Our thoughts and prayers are with...
Sending prayers to...
Please include [victim names/location] in your prayers.
How many times have we said, heard or read these words in 2015 alone? The NY Daily News front page says it all. Our public officials, who make religious references in times of pain and tragedy, are spending an awful lot of time thinking and praying. Not that praying isn't a good and important option, but it needs to be combined with kavanah (purpose and meaning). It needs to lead towards action.
We need to make more time to talk about mental health amidst this ridiculous race to nowhere culture in which we live. We need to create better support systems for our children, and help them develop the language to identify and talk about how they are feeling. We need multiple reminders that it's okay to not be okay, but it's not okay to feel like you can't ask for help. We need to talk about how racism, baseless hatred and bullying are not the answers to any problem, and that it is our responsibility to engage in productive dialogue and build relationships with those who we may not see eye to eye with or understand from where they are coming. Oh, and by the way, we also need to stop shooting each other.
While Shabbat candles are meant to brighten the table, we place Chanukah candles by the window to publicize the miracle of Chanukah. The Chanukah lights are meant solely for enjoyment and celebration--they are not to be used for any practical task, like giving light or making a table more beautiful. Perhaps this tradition can teach us this: to appreciate, calmly and joyously, things for just what they are. [CLAL website]
While I am, at this moment, not quite able to appreciate things for just what they are, I am grateful for a many things and people that add light to my life.
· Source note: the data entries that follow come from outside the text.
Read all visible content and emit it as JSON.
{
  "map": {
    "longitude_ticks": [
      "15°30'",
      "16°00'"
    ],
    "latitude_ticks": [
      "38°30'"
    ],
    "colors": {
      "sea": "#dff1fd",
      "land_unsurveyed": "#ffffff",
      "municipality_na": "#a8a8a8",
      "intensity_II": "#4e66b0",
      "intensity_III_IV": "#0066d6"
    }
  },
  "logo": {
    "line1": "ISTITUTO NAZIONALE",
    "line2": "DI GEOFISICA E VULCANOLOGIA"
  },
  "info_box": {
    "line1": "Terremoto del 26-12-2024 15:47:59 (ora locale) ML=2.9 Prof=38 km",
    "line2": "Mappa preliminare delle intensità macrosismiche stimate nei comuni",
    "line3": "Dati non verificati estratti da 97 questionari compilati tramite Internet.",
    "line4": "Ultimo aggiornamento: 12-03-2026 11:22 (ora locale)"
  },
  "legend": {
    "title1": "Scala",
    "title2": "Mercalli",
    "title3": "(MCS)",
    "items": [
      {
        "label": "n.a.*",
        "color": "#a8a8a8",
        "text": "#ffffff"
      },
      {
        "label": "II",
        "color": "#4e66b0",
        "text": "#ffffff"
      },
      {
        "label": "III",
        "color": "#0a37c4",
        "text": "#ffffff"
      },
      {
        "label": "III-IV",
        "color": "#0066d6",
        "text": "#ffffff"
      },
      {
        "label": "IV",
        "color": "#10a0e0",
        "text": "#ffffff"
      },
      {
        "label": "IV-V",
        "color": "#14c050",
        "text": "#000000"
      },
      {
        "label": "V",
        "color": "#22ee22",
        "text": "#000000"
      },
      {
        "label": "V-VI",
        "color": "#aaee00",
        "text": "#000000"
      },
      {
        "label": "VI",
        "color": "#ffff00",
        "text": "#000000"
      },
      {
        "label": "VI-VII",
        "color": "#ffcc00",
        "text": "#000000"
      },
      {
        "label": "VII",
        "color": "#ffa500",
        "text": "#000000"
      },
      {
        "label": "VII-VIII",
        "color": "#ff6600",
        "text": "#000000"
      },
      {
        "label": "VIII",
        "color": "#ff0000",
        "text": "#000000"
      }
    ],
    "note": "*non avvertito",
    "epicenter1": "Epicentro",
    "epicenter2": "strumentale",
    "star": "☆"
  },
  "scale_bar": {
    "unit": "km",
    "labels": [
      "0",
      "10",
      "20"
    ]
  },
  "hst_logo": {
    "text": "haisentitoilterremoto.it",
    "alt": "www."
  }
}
Technology. For the miracles of connection, ability, strength and discovery. While I am provided with abundant light just for being able to light the Chanukiyah via FaceTime with my partner while we live apart with busy schedules, others are given the ability to walk and learn through important advances.
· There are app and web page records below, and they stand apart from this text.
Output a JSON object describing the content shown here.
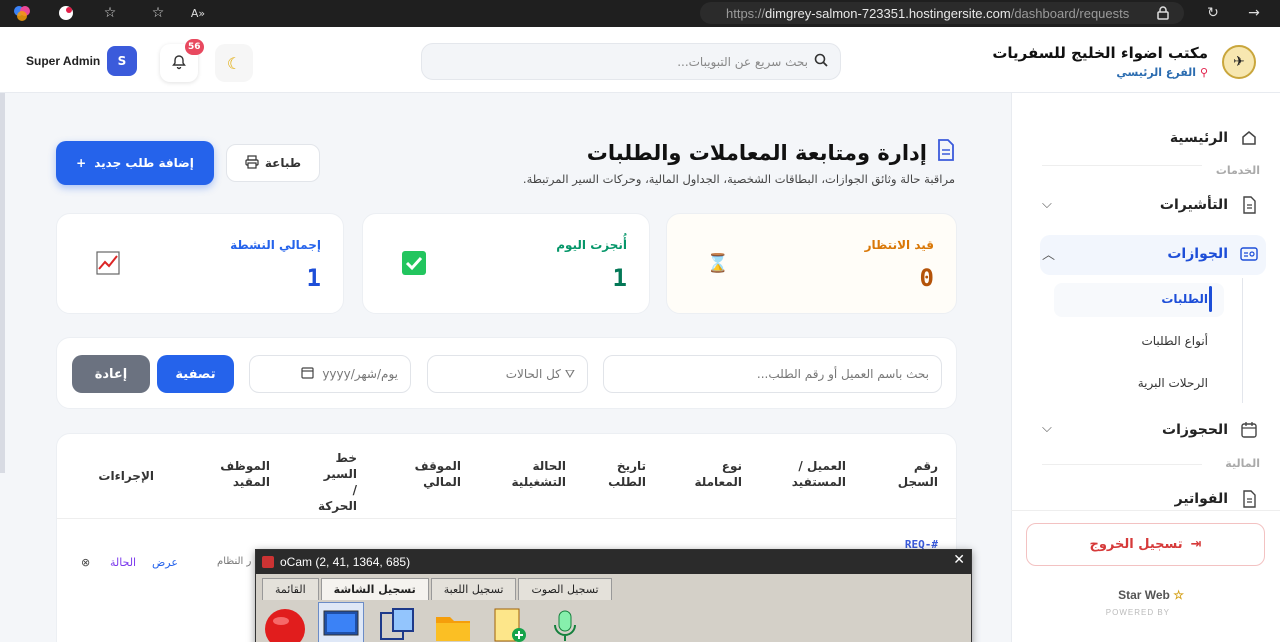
{
  "browser": {
    "url_prefix": "https://",
    "url_host": "dimgrey-salmon-723351.hostingersite.com",
    "url_path": "/dashboard/requests"
  },
  "header": {
    "admin_name": "Super Admin",
    "avatar_initial": "S",
    "notification_count": "56",
    "search_placeholder": "بحث سريع عن التبويبات...",
    "brand_title": "مكتب اضواء الخليج للسفريات",
    "brand_branch": "الفرع الرئيسي"
  },
  "sidebar": {
    "home": "الرئيسية",
    "section_services": "الخدمات",
    "visas": "التأشيرات",
    "passports": "الجوازات",
    "sub_requests": "الطلبات",
    "sub_request_types": "أنواع الطلبات",
    "sub_land_trips": "الرحلات البرية",
    "bookings": "الحجوزات",
    "section_finance": "المالية",
    "invoices": "الفواتير",
    "logout": "تسجيل الخروج",
    "footer_brand": "Star Web",
    "footer_powered": "POWERED BY"
  },
  "page": {
    "title": "إدارة ومتابعة المعاملات والطلبات",
    "subtitle": "مراقبة حالة وثائق الجوازات، البطاقات الشخصية، الجداول المالية، وحركات السير المرتبطة.",
    "add_button": "إضافة طلب جديد",
    "print_button": "طباعة"
  },
  "stats": [
    {
      "label": "قيد الانتظار",
      "value": "0",
      "color": "#d97706"
    },
    {
      "label": "أُنجزت اليوم",
      "value": "1",
      "color": "#059669"
    },
    {
      "label": "إجمالي النشطة",
      "value": "1",
      "color": "#2563eb"
    }
  ],
  "filters": {
    "search_placeholder": "بحث باسم العميل أو رقم الطلب...",
    "status_select": "كل الحالات",
    "date_placeholder": "يوم/شهر/yyyy",
    "filter_button": "تصفية",
    "reset_button": "إعادة"
  },
  "table": {
    "headers": [
      "رقم السجل",
      "العميل / المستفيد",
      "نوع المعاملة",
      "تاريخ الطلب",
      "الحالة التشغيلية",
      "الموقف المالي",
      "خط السير / الحركة",
      "الموظف المقيد",
      "الإجراءات"
    ],
    "row_id": "REQ-#",
    "row_employee": "ر النظام",
    "action_view": "عرض",
    "action_status": "الحالة"
  },
  "ocam": {
    "title": "oCam (2, 41, 1364, 685)",
    "tabs": [
      "القائمة",
      "تسجيل الشاشة",
      "تسجيل اللعبة",
      "تسجيل الصوت"
    ]
  }
}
Jewish Camp. I've been blessed to not only be part of multiple camp families, but I also am able to connect others through my work. I am, without any doubt, who I am today because of the people I have met and the experiences I have had through my time at Camp Bauercrest, URJ Eisner Camp and URJ 6 Points Sci-Tech Academy.
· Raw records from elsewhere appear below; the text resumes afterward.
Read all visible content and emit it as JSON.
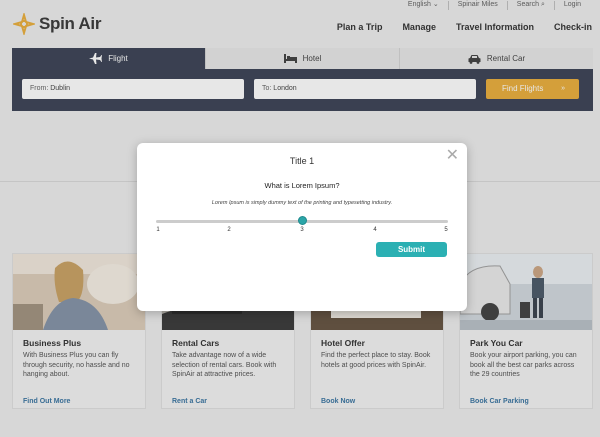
{
  "utility": {
    "items": [
      "English",
      "Spinair Miles",
      "Search",
      "Login"
    ]
  },
  "logo": {
    "text": "Spin Air"
  },
  "nav": {
    "items": [
      "Plan a Trip",
      "Manage",
      "Travel Information",
      "Check-in"
    ]
  },
  "booking": {
    "tabs": [
      {
        "label": "Flight",
        "icon": "plane-icon",
        "active": true
      },
      {
        "label": "Hotel",
        "icon": "bed-icon",
        "active": false
      },
      {
        "label": "Rental Car",
        "icon": "car-icon",
        "active": false
      }
    ],
    "from_prefix": "From:",
    "from_value": "Dublin",
    "to_prefix": "To:",
    "to_value": "London",
    "find_label": "Find Flights",
    "find_arrow": "»"
  },
  "cards": [
    {
      "title": "Business Plus",
      "desc": "With Business Plus you can fly through security, no hassle and no hanging about.",
      "link": "Find Out More"
    },
    {
      "title": "Rental Cars",
      "desc": "Take advantage now of a wide selection of rental cars. Book with SpinAir at attractive prices.",
      "link": "Rent a Car"
    },
    {
      "title": "Hotel Offer",
      "desc": "Find the perfect place to stay. Book hotels at good prices with SpinAir.",
      "link": "Book Now"
    },
    {
      "title": "Park You Car",
      "desc": "Book your airport parking, you can book all the best car parks across the 29 countries",
      "link": "Book Car Parking"
    }
  ],
  "modal": {
    "close": "✕",
    "title": "Title 1",
    "question": "What is Lorem Ipsum?",
    "help": "Lorem Ipsum is simply dummy text of the printing and typesetting industry.",
    "scale": [
      "1",
      "2",
      "3",
      "4",
      "5"
    ],
    "selected": 3,
    "submit": "Submit"
  },
  "colors": {
    "navy": "#2c3448",
    "accent": "#e8a82c",
    "teal": "#2bb0b3",
    "link": "#2a6a9a"
  }
}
Community. We often say it takes a village, and I wholeheartedly subscribe to that belief. Through the countless meetings, encounters, conversations and experiences I have had over the past week, it is consistently the special people in my life who find ways to lift me up and find the light in the darkness. I am grateful to have friends, teachers, mentors and family who help me recalibrate and find my way.
In the spirit of pirsum hanes, publicizing these miracles, for the final four nights of Chanukah, may the Chanukah lights help us to appreciate the miracles that we overlook and recognize the power of the light we bring to others. Let us speak up, be agents of change, love our neighbors as we love ourselves and help bring out the light in each other. Chag Urim Sameach!
For videos, blogs, recipes, tikkun olam and other Chanukah resources that I have compiled, visit TBEYouth.org/chanukah.
Those Who Walk in Darkness
Those who walk in darkness will see the great light.
Those who yearn for freedom will find a home.
Darkness rules over the lights
and those who stand, still search for miracles.
Who will light a candle for the future?
Who will sing a song?
Who will find in their heart a new bright light?
In yesterday's torch, the fire will still burn.
Sometimes a great miracle occurs.
The candles are lit on my window sill.
There are some who will know how to solve my dream.
It is the same story, the same play
"in those days and at this time."*
Don't promise me miracles and wonders.
Even the fog is a sign of the future.
In a stormy season, don't repeat.
On your way you will find hope and light.
Those who walk in darkness will see the great light.**
* Based on the prophet Isaiah: "The people who walk in darkness have seen a great light, on those who dwell in the land of the shadow of death a light has dawned." (Isaiah 9:1)
** Quoted from the blessing for Chanukah candles, Al Hanissim, "who made miracles possible for our ancestors in those days and at this time."